> **WHAT NEEDS TO BE DONE**:
Copy the data exactly; pictures stay out of the copy.

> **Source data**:
____________

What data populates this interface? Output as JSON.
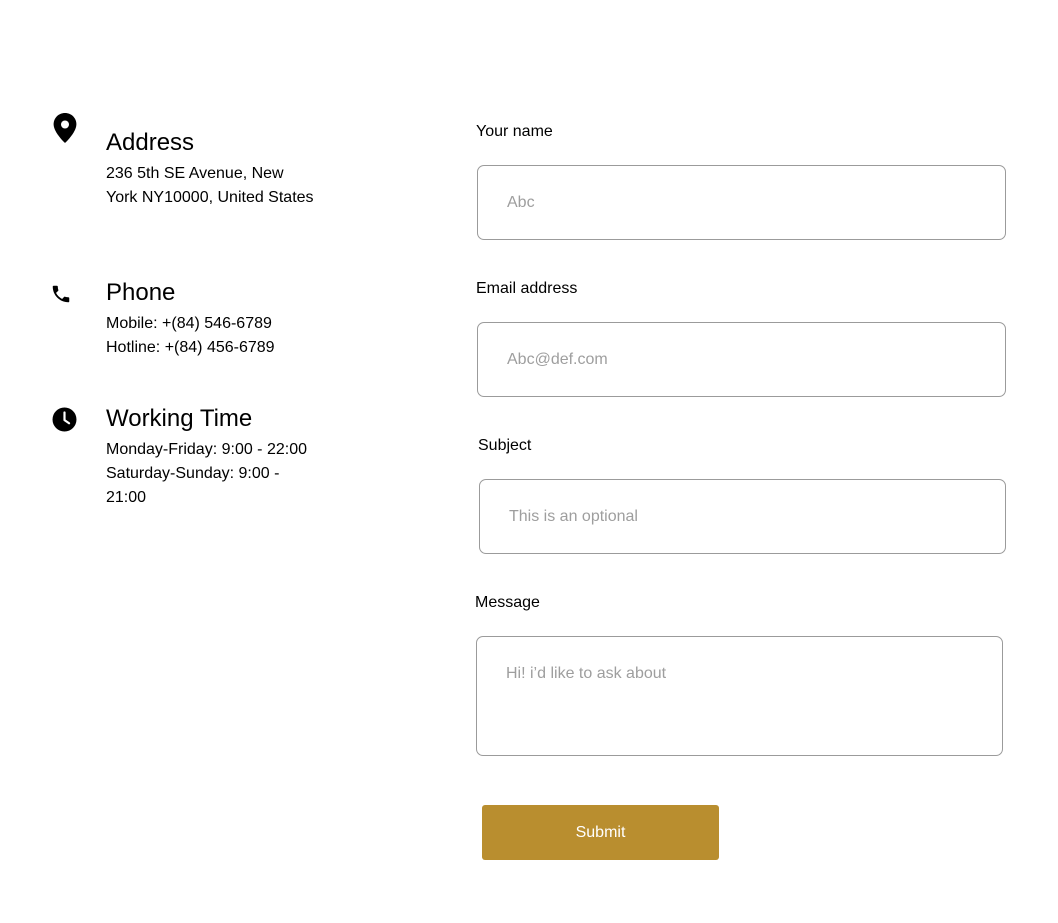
{
  "contact_info": {
    "address": {
      "icon": "location-pin-icon",
      "title": "Address",
      "lines": [
        "236 5th SE Avenue, New York NY10000, United States"
      ]
    },
    "phone": {
      "icon": "phone-icon",
      "title": "Phone",
      "lines": [
        "Mobile: +(84) 546-6789",
        "Hotline: +(84) 456-6789"
      ]
    },
    "working_time": {
      "icon": "clock-icon",
      "title": "Working Time",
      "lines": [
        "Monday-Friday: 9:00 - 22:00",
        "Saturday-Sunday: 9:00 - 21:00"
      ]
    }
  },
  "form": {
    "name": {
      "label": "Your name",
      "placeholder": "Abc",
      "value": ""
    },
    "email": {
      "label": "Email address",
      "placeholder": "Abc@def.com",
      "value": ""
    },
    "subject": {
      "label": "Subject",
      "placeholder": "This is an optional",
      "value": ""
    },
    "message": {
      "label": "Message",
      "placeholder": "Hi! i’d like to ask about",
      "value": ""
    },
    "submit_label": "Submit"
  },
  "colors": {
    "accent": "#b98e2f",
    "text": "#000000",
    "placeholder": "#9e9e9e",
    "border": "#9b9b9b"
  }
}
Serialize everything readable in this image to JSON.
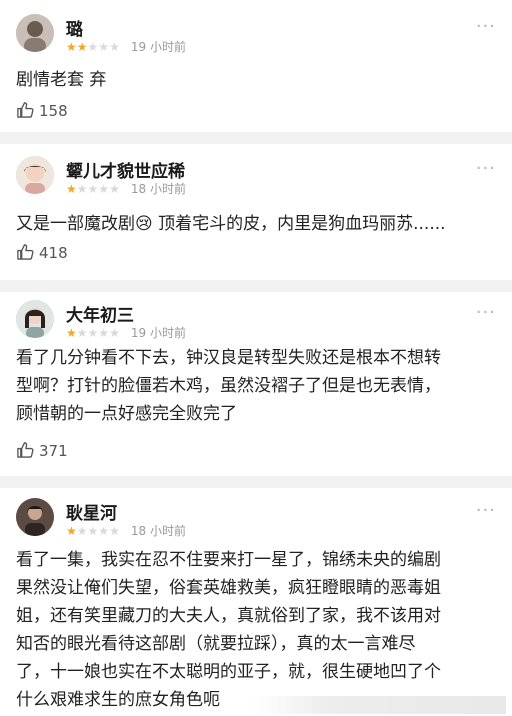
{
  "reviews": [
    {
      "user": "璐",
      "rating": 2,
      "time": "19 小时前",
      "text": "剧情老套 弃",
      "likes": "158"
    },
    {
      "user": "颦儿才貌世应稀",
      "rating": 1,
      "time": "18 小时前",
      "text": "又是一部魔改剧😢 顶着宅斗的皮，内里是狗血玛丽苏......",
      "likes": "418"
    },
    {
      "user": "大年初三",
      "rating": 1,
      "time": "19 小时前",
      "text": "看了几分钟看不下去，钟汉良是转型失败还是根本不想转\n型啊？打针的脸僵若木鸡，虽然没褶子了但是也无表情，\n顾惜朝的一点好感完全败完了",
      "likes": "371"
    },
    {
      "user": "耿星河",
      "rating": 1,
      "time": "18 小时前",
      "text": "看了一集，我实在忍不住要来打一星了，锦绣未央的编剧\n果然没让俺们失望，俗套英雄救美，疯狂瞪眼睛的恶毒姐\n姐，还有笑里藏刀的大夫人，真就俗到了家，我不该用对\n知否的眼光看待这部剧（就要拉踩），真的太一言难尽\n了，十一娘也实在不太聪明的亚子，就，很生硬地凹了个\n什么艰难求生的庶女角色呃",
      "likes": ""
    }
  ],
  "icons": {
    "star": "star-icon",
    "like": "thumbs-up-icon",
    "more": "more-options-icon"
  },
  "colors": {
    "star_on": "#f5a623",
    "star_off": "#d9d9d9",
    "divider": "#f2f2f2"
  }
}
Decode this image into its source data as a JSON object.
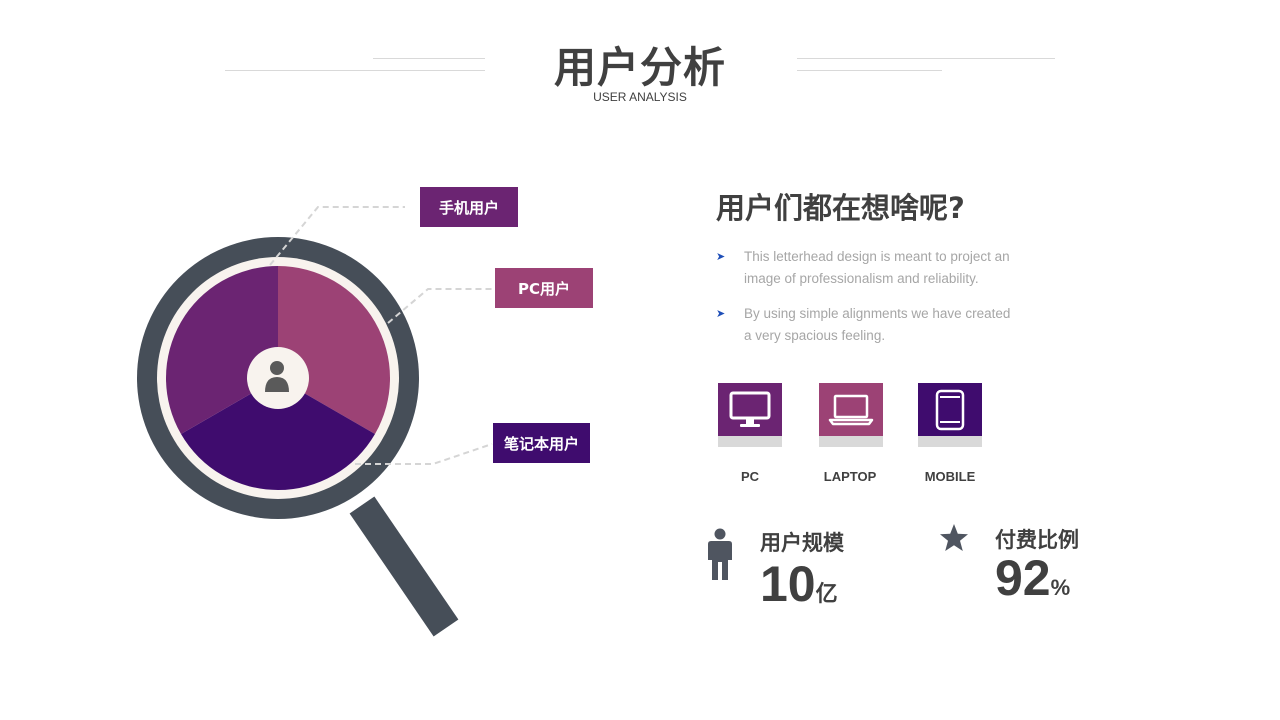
{
  "header": {
    "title": "用户分析",
    "subtitle": "USER ANALYSIS"
  },
  "diagram": {
    "segments": [
      {
        "label": "手机用户",
        "color": "#6b2472"
      },
      {
        "label": "PC用户",
        "color": "#9c4275"
      },
      {
        "label": "笔记本用户",
        "color": "#3f0c6e"
      }
    ],
    "ring_color": "#464e58",
    "inner_color": "#f8f3ee",
    "center_icon": "user-icon"
  },
  "content": {
    "question": "用户们都在想啥呢?",
    "bullets": [
      {
        "line1": "This letterhead design is meant to project an",
        "line2": "image of professionalism and reliability."
      },
      {
        "line1": "By using simple alignments we have created",
        "line2": "a very spacious feeling."
      }
    ],
    "bullet_icon": "arrow-bullet-icon"
  },
  "devices": [
    {
      "label": "PC",
      "icon": "monitor-icon",
      "color": "#6b2472"
    },
    {
      "label": "LAPTOP",
      "icon": "laptop-icon",
      "color": "#9c4275"
    },
    {
      "label": "MOBILE",
      "icon": "tablet-icon",
      "color": "#3f0c6e"
    }
  ],
  "stats": [
    {
      "label": "用户规模",
      "value": "10",
      "unit": "亿",
      "icon": "person-icon"
    },
    {
      "label": "付费比例",
      "value": "92",
      "unit": "%",
      "icon": "star-icon"
    }
  ]
}
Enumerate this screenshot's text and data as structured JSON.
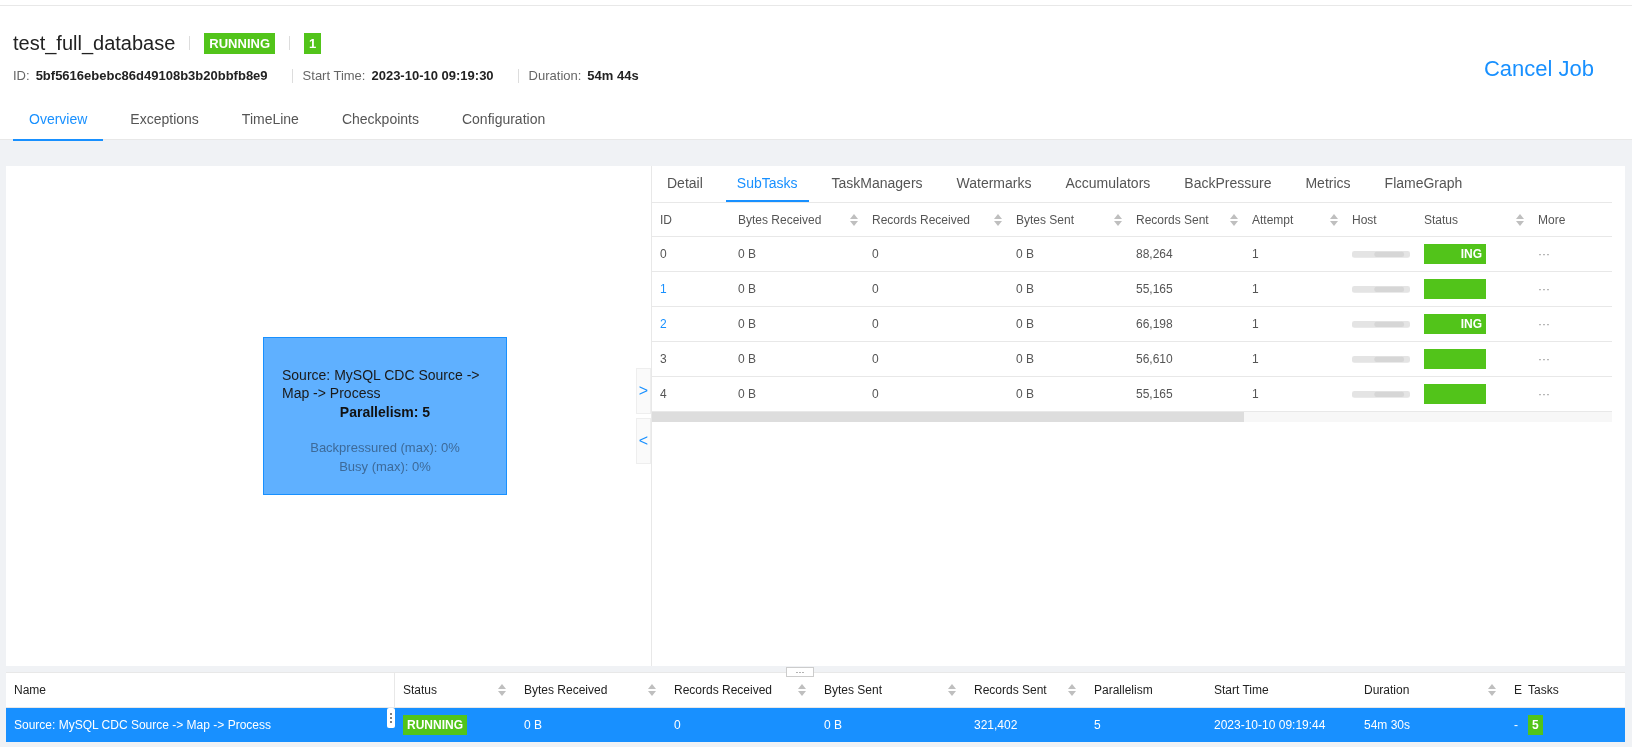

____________

> **ANSWER TO THIS TASK**:
What data populates this interface? Output as JSON.
{
  "contact_info": {
    "address": {
      "icon": "location-pin-icon",
      "title": "Address",
      "lines": [
        "236 5th SE Avenue, New York NY10000, United States"
      ]
    },
    "phone": {
      "icon": "phone-icon",
      "title": "Phone",
      "lines": [
        "Mobile: +(84) 546-6789",
        "Hotline: +(84) 456-6789"
      ]
    },
    "working_time": {
      "icon": "clock-icon",
      "title": "Working Time",
      "lines": [
        "Monday-Friday: 9:00 - 22:00",
        "Saturday-Sunday: 9:00 - 21:00"
      ]
    }
  },
  "form": {
    "name": {
      "label": "Your name",
      "placeholder": "Abc",
      "value": ""
    },
    "email": {
      "label": "Email address",
      "placeholder": "Abc@def.com",
      "value": ""
    },
    "subject": {
      "label": "Subject",
      "placeholder": "This is an optional",
      "value": ""
    },
    "message": {
      "label": "Message",
      "placeholder": "Hi! i’d like to ask about",
      "value": ""
    },
    "submit_label": "Submit"
  },
  "colors": {
    "accent": "#b98e2f",
    "text": "#000000",
    "placeholder": "#9e9e9e",
    "border": "#9b9b9b"
  }
}
Serialize everything readable in this image to JSON.
{
  "reviews": [
    {
      "user": "璐",
      "rating": 2,
      "time": "19 小时前",
      "text": "剧情老套 弃",
      "likes": "158"
    },
    {
      "user": "颦儿才貌世应稀",
      "rating": 1,
      "time": "18 小时前",
      "text": "又是一部魔改剧😢 顶着宅斗的皮，内里是狗血玛丽苏......",
      "likes": "418"
    },
    {
      "user": "大年初三",
      "rating": 1,
      "time": "19 小时前",
      "text": "看了几分钟看不下去，钟汉良是转型失败还是根本不想转\n型啊？打针的脸僵若木鸡，虽然没褶子了但是也无表情，\n顾惜朝的一点好感完全败完了",
      "likes": "371"
    },
    {
      "user": "耿星河",
      "rating": 1,
      "time": "18 小时前",
      "text": "看了一集，我实在忍不住要来打一星了，锦绣未央的编剧\n果然没让俺们失望，俗套英雄救美，疯狂瞪眼睛的恶毒姐\n姐，还有笑里藏刀的大夫人，真就俗到了家，我不该用对\n知否的眼光看待这部剧（就要拉踩），真的太一言难尽\n了，十一娘也实在不太聪明的亚子，就，很生硬地凹了个\n什么艰难求生的庶女角色呃",
      "likes": ""
    }
  ],
  "icons": {
    "star": "star-icon",
    "like": "thumbs-up-icon",
    "more": "more-options-icon"
  },
  "colors": {
    "star_on": "#f5a623",
    "star_off": "#d9d9d9",
    "divider": "#f2f2f2"
  }
}
Decode this image into its source data as a JSON object.
{
  "header": {
    "title": "用户分析",
    "subtitle": "USER ANALYSIS"
  },
  "diagram": {
    "segments": [
      {
        "label": "手机用户",
        "color": "#6b2472"
      },
      {
        "label": "PC用户",
        "color": "#9c4275"
      },
      {
        "label": "笔记本用户",
        "color": "#3f0c6e"
      }
    ],
    "ring_color": "#464e58",
    "inner_color": "#f8f3ee",
    "center_icon": "user-icon"
  },
  "content": {
    "question": "用户们都在想啥呢?",
    "bullets": [
      {
        "line1": "This letterhead design is meant to project an",
        "line2": "image of professionalism and reliability."
      },
      {
        "line1": "By using simple alignments we have created",
        "line2": "a very spacious feeling."
      }
    ],
    "bullet_icon": "arrow-bullet-icon"
  },
  "devices": [
    {
      "label": "PC",
      "icon": "monitor-icon",
      "color": "#6b2472"
    },
    {
      "label": "LAPTOP",
      "icon": "laptop-icon",
      "color": "#9c4275"
    },
    {
      "label": "MOBILE",
      "icon": "tablet-icon",
      "color": "#3f0c6e"
    }
  ],
  "stats": [
    {
      "label": "用户规模",
      "value": "10",
      "unit": "亿",
      "icon": "person-icon"
    },
    {
      "label": "付费比例",
      "value": "92",
      "unit": "%",
      "icon": "star-icon"
    }
  ]
}
Enumerate this screenshot's text and data as structured JSON.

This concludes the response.